Your assignment: Nothing should be left out. Give all the data again exactly as written.

Start of Records to use

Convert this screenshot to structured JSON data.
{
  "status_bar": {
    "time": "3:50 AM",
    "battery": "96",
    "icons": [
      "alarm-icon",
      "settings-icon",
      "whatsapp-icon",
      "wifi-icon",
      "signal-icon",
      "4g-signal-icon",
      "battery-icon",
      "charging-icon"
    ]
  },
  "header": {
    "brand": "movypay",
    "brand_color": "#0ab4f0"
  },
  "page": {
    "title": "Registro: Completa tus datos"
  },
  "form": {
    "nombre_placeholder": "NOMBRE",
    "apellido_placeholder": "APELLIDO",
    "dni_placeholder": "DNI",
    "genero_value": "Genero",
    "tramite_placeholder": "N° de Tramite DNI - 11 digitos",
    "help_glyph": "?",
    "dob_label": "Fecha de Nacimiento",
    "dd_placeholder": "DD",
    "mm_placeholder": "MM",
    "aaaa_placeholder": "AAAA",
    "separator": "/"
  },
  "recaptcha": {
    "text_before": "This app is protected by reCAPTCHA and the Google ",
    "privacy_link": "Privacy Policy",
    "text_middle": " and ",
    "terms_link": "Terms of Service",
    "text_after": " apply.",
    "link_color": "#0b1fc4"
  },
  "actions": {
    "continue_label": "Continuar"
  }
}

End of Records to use

Task answer:
Convert this screenshot to structured JSON data.
{
  "status_bar": {
    "time": "3:50 AM",
    "battery": "96",
    "icons": [
      "alarm-icon",
      "settings-icon",
      "whatsapp-icon",
      "wifi-icon",
      "signal-icon",
      "4g-signal-icon",
      "battery-icon",
      "charging-icon"
    ]
  },
  "header": {
    "brand": "movypay",
    "brand_color": "#0ab4f0"
  },
  "page": {
    "title": "Registro: Completa tus datos"
  },
  "form": {
    "nombre_placeholder": "NOMBRE",
    "apellido_placeholder": "APELLIDO",
    "dni_placeholder": "DNI",
    "genero_value": "Genero",
    "tramite_placeholder": "N° de Tramite DNI - 11 digitos",
    "help_glyph": "?",
    "dob_label": "Fecha de Nacimiento",
    "dd_placeholder": "DD",
    "mm_placeholder": "MM",
    "aaaa_placeholder": "AAAA",
    "separator": "/"
  },
  "recaptcha": {
    "text_before": "This app is protected by reCAPTCHA and the Google ",
    "privacy_link": "Privacy Policy",
    "text_middle": " and ",
    "terms_link": "Terms of Service",
    "text_after": " apply.",
    "link_color": "#0b1fc4"
  },
  "actions": {
    "continue_label": "Continuar"
  }
}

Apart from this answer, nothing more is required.